- Dog booties. Sensitive paws may need help navigating a rough trail; booties will also protect your dog’s pads from salted, slippery, or very cold terrain. Be advised that dogs sweat through their feet and can overheat if booties are left on too long.
- Poop bags and a trowel. If you are not burying your dog’s waste according to LNT (Leave No Trace) principles, you’ll need to double-bag it and pack it out with you. Before you go, find out the specific LNT requirements for the place where you plan to hike.
A dog brush and/or comb, and a tick remover. It’s easier to deal with entangled seeds and other plant materials along the way, and to discover ticks before they embed. A tick must attach for 24 to 48 hours to transmit Lyme disease.
- A dog coat or vest for a short-haired indoor breed if you’ll be outside in cold, wet conditions; choose one with belly coverage for hikes in the snow.
- A dog-specific personal flotation device (PFD) if you will be on a lake or river or plan to canoe, kayak or SUP.
- Insect repellent formulated for dogs. Test with a small dab at home first and look for adverse reactions—drowsiness, lethargy, or nausea. Apply to areas your dog can’t groom off: shoulders, neck, and around the ears, taking care to avoid the ears themselves and the inner ears specifically.
How much food and water? Pack at least 50% more food than what your dog normally eats, and up to double their normal rations for a strenuous hike. Pack at least a litre of water for every three miles you plan to hike.
Hiking With Your Dog: Safety And Etiquette
Observe a little wisdom and common sense to optimize your outing and keep everybody safe:

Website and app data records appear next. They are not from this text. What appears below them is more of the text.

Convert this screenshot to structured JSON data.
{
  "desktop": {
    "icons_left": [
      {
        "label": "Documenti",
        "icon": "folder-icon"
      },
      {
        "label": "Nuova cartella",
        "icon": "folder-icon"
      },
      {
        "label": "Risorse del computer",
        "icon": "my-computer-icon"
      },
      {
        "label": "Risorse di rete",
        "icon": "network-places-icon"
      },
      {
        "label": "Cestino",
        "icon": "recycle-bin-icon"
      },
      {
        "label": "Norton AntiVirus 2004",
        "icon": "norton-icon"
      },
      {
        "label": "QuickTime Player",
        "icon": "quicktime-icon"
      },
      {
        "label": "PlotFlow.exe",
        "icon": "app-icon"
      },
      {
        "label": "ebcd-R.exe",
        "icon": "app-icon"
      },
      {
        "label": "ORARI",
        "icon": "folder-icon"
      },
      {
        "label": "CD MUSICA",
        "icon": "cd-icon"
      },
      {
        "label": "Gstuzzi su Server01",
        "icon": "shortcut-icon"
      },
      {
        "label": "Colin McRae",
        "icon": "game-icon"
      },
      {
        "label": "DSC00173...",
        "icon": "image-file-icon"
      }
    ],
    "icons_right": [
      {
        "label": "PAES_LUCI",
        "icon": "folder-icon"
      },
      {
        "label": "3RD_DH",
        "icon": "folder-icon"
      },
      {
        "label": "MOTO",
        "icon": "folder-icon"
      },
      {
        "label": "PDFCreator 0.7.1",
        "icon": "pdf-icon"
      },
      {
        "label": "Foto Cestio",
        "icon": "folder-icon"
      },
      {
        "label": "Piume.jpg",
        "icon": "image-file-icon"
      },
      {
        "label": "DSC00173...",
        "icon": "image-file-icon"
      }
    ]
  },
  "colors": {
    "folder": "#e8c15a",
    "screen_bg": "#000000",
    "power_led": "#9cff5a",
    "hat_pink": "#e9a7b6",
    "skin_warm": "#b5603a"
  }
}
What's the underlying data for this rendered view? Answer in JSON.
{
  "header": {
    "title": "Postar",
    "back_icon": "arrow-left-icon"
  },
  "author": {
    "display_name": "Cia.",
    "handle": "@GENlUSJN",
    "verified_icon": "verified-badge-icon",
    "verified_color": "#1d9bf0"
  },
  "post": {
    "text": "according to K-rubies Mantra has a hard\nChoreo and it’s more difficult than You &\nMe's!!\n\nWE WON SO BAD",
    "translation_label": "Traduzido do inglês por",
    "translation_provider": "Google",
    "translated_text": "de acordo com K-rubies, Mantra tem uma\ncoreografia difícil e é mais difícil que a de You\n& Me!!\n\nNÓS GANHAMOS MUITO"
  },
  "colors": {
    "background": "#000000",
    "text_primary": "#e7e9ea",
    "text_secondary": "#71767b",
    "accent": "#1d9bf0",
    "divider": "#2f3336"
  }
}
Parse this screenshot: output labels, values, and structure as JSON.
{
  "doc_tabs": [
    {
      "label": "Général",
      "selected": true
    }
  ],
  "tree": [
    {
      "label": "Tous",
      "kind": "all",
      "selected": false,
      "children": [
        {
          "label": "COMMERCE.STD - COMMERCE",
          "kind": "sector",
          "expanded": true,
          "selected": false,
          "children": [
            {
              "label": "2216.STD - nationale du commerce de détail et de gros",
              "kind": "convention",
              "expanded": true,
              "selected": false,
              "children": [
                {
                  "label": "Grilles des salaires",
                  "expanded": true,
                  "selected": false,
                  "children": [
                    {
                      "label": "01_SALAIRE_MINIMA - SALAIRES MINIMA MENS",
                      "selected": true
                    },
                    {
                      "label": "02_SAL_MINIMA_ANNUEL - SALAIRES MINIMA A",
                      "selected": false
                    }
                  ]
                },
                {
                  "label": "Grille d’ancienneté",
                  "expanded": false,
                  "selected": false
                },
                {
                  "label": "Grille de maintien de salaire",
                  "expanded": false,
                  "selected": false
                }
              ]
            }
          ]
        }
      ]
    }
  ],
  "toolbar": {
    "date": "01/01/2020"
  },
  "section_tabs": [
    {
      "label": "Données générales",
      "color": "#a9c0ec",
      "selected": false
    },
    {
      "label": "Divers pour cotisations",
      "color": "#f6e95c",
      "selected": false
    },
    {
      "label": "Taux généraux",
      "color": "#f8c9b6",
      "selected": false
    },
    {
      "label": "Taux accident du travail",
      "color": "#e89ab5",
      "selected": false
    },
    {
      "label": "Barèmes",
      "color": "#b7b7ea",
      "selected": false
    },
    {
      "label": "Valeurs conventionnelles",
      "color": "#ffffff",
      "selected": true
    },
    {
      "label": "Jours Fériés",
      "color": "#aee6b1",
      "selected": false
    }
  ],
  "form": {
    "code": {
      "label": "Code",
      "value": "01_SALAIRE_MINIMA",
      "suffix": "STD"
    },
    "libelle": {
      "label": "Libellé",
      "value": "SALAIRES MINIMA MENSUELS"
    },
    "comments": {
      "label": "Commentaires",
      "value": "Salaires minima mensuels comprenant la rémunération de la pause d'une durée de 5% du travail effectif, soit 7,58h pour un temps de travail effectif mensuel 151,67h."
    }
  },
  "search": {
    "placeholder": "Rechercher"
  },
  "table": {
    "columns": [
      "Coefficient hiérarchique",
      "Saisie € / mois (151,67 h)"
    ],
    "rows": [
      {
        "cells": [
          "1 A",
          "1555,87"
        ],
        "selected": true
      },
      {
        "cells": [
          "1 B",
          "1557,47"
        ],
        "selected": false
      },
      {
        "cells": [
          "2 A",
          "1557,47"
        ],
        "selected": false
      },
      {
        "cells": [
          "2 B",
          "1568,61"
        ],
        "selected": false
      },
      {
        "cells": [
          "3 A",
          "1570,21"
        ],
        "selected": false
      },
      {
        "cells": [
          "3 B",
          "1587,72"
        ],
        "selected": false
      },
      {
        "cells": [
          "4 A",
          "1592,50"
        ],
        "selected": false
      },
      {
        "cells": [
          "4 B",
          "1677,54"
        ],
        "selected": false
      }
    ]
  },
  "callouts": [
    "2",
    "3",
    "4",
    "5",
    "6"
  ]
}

- Give your dog an opportunity for water whenever you take a drink, every fifteen minutes to half hour, depending on the difficulty of the hike and the temperature. Discourage your dog from drinking stagnant water on the trail and look instead for clear, running water. If your dog drinks salt water, encourage them to drink plenty of fresh water afterwards. Sanitize any water you get along the way with tablets or a portable water treatment system.
- Keep your dog on a lead that is ten feet in length or shorter.
- Hikers without dogs have the right-of-way, always. Restrain your dog, step aside, and allow them to pass.
- If your dog is off-lead and another dog is coming, put your dog on the lead. Allow them to sniff briefly and then be on your way.
- If your floppy-eared dog goes for a swim, rinse out their ears afterwards.
1:1 is the best dog-to-human ratio for a hike.
2 should be the maximum number of dogs to take on a hike.
3 dogs make a pack and can intimidate other hikers.
When the adventure ends, give your pooch a final all over examination and remove any unsavory stowaways from them! Once home, follow up with a thorough shampoo to rid their coat of oils from poisonous plants they may have picked up on the hike.
Then start planning your next big adventure. There is infinite fun to be had hiking with your dog; the more often you take your beloved companion hiking and backpacking with you, the more seasoned and acclimated they’ll become to outdoor adventure. Hike safely with your dog: you’ll rock their world.